**Work instructions:** The expected output is a copy of every line in the records with the string "Дата".

◇ ◇ ◇ ◇ ◇

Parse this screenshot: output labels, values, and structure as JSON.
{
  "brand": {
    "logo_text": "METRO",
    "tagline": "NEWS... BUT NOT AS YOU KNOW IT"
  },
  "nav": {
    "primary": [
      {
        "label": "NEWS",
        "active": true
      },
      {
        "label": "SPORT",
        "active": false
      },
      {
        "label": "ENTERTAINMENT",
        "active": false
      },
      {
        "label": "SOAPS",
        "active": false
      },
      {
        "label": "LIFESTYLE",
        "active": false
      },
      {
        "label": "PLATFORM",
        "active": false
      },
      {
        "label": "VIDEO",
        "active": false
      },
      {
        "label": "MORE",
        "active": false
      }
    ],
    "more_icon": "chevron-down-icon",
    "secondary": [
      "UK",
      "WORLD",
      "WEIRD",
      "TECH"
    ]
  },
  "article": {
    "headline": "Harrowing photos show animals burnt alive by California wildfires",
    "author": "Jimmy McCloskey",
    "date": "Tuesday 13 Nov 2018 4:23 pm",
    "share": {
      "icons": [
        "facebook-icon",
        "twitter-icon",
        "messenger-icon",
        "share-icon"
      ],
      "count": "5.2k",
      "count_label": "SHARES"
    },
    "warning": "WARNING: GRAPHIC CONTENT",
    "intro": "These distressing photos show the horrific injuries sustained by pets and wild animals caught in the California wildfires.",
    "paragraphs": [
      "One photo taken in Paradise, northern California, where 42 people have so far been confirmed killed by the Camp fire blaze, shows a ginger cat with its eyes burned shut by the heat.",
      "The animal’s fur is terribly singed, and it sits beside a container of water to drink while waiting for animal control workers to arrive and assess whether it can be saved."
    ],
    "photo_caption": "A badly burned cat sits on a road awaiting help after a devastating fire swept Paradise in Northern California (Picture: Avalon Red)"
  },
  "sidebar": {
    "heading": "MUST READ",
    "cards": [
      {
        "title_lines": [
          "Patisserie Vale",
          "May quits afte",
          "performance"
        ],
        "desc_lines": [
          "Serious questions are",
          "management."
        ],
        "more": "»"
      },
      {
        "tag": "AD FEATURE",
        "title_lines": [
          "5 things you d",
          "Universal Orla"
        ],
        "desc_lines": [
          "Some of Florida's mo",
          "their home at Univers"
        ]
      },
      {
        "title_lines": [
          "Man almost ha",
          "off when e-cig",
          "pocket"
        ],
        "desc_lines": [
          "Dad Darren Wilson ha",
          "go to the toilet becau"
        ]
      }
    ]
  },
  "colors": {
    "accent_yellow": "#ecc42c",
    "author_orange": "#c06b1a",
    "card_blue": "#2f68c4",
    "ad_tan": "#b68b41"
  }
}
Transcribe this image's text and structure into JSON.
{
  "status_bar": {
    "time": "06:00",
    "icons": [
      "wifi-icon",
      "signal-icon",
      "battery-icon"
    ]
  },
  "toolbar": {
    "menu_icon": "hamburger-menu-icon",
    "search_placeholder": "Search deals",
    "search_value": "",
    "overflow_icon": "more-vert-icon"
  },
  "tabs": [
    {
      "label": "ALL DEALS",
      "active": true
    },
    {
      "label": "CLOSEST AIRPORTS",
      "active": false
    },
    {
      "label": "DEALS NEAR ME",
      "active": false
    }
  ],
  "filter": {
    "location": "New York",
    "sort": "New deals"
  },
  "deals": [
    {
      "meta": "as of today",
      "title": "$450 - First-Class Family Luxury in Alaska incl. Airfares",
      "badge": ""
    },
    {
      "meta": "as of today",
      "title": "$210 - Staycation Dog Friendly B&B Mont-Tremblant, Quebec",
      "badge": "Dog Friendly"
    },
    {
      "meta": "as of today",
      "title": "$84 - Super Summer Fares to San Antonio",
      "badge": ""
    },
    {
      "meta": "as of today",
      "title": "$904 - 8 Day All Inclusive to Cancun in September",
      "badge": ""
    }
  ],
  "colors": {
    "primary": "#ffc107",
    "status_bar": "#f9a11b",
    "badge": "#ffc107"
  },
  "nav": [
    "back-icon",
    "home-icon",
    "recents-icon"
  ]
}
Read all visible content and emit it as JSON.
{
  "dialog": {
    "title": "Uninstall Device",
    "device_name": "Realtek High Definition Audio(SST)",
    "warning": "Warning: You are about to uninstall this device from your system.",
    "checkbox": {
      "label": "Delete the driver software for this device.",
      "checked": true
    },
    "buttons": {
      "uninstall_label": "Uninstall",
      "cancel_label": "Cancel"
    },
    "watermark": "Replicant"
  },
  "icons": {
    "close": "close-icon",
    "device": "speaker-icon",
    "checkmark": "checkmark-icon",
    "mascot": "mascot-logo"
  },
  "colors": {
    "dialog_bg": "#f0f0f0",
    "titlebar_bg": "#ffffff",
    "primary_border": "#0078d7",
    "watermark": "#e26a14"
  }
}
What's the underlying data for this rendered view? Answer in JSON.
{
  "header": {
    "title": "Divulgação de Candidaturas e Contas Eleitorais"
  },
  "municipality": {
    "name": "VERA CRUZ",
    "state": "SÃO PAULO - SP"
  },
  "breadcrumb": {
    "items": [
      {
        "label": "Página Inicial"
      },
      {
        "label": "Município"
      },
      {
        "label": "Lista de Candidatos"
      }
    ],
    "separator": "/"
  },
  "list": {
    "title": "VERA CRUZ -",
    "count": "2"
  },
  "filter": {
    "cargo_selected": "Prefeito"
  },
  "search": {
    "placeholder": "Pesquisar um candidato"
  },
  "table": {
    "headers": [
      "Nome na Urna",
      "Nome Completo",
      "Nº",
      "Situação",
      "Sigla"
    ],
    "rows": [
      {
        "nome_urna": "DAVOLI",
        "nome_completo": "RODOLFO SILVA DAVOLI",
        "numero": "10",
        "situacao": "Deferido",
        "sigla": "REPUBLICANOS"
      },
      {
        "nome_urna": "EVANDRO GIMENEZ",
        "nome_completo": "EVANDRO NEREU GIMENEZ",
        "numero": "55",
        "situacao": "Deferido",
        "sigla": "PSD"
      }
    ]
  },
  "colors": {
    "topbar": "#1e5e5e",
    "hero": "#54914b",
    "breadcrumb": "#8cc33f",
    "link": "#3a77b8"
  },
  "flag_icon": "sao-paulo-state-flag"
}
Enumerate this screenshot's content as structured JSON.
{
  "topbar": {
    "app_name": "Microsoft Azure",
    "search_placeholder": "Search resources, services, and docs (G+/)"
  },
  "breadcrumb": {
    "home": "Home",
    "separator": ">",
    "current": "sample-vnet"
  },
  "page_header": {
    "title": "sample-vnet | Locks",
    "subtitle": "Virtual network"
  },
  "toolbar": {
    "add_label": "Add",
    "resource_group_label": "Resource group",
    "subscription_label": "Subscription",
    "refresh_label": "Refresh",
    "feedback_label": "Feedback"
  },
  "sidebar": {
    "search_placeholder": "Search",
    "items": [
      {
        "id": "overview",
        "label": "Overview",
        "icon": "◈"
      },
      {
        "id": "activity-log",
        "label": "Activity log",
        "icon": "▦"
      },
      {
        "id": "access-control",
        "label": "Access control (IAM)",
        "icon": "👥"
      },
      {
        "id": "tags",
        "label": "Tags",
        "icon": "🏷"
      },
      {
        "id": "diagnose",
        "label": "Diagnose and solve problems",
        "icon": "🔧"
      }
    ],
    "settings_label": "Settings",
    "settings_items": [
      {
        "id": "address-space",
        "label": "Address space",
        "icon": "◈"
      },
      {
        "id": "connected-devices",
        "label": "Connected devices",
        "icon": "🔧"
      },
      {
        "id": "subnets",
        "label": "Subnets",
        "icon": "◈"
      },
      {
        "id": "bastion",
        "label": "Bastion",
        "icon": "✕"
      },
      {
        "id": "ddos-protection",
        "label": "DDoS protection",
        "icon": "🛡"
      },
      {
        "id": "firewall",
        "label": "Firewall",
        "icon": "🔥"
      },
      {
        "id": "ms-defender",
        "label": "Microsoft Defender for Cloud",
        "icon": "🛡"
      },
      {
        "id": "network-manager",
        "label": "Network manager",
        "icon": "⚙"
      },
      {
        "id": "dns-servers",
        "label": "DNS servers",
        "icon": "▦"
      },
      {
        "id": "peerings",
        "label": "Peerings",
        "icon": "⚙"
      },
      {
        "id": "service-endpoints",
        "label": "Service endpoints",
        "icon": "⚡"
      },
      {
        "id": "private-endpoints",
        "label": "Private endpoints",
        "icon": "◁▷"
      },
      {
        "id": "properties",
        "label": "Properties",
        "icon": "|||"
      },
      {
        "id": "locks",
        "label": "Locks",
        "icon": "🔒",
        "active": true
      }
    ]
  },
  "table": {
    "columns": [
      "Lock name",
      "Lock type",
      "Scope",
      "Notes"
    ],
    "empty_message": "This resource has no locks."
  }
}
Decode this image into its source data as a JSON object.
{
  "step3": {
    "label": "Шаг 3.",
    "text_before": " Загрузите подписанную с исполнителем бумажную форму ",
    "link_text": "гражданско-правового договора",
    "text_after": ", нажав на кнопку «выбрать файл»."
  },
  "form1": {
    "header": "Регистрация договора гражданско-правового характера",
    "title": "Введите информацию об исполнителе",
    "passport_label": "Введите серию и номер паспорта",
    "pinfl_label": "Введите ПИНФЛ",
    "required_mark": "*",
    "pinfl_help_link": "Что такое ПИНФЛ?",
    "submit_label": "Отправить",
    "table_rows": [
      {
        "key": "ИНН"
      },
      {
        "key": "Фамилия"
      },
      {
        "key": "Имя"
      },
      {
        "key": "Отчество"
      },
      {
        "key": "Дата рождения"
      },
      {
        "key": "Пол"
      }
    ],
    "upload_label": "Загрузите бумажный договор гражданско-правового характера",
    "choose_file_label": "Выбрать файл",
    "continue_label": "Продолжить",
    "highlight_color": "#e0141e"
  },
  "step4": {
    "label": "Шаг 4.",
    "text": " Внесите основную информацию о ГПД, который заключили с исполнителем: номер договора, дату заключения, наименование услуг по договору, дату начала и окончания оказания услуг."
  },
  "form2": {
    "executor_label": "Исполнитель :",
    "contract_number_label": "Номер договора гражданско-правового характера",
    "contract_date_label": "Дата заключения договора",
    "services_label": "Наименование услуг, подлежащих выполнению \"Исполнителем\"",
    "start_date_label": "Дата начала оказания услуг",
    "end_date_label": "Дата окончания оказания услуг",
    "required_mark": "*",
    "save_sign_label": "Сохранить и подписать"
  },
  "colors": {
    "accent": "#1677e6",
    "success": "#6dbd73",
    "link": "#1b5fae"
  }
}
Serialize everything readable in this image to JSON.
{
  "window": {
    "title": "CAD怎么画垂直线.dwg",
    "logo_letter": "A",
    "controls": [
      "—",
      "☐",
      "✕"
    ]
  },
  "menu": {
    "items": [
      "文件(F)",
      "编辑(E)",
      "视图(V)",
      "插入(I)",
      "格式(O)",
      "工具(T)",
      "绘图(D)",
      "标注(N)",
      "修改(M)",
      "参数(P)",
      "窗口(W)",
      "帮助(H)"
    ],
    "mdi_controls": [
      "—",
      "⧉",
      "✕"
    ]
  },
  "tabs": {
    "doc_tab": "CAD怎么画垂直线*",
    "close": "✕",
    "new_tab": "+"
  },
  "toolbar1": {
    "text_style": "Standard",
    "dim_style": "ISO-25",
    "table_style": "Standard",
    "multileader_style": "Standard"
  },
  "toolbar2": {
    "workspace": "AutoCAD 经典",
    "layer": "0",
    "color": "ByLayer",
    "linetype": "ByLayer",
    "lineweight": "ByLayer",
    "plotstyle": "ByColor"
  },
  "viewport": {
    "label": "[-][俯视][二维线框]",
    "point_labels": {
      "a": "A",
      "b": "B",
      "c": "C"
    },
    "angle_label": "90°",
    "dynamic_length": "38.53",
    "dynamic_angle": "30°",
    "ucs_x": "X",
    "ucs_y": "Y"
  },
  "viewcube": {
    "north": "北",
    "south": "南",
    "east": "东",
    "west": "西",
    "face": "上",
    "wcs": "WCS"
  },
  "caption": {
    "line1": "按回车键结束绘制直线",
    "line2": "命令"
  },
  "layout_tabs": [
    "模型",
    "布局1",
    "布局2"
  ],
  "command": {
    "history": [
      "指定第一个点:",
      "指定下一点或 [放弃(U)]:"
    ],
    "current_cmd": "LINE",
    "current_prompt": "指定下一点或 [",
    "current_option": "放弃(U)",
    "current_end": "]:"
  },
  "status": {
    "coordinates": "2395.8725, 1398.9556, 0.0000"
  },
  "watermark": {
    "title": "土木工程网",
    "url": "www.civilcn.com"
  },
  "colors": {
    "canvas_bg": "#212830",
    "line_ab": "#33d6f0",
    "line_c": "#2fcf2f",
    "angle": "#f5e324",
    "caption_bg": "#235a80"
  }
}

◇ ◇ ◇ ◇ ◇

**Solution to the exercise:**
        "key": "Дата рождения"
    "contract_date_label": "Дата заключения договора",
    "start_date_label": "Дата начала оказания услуг",
    "end_date_label": "Дата окончания оказания услуг",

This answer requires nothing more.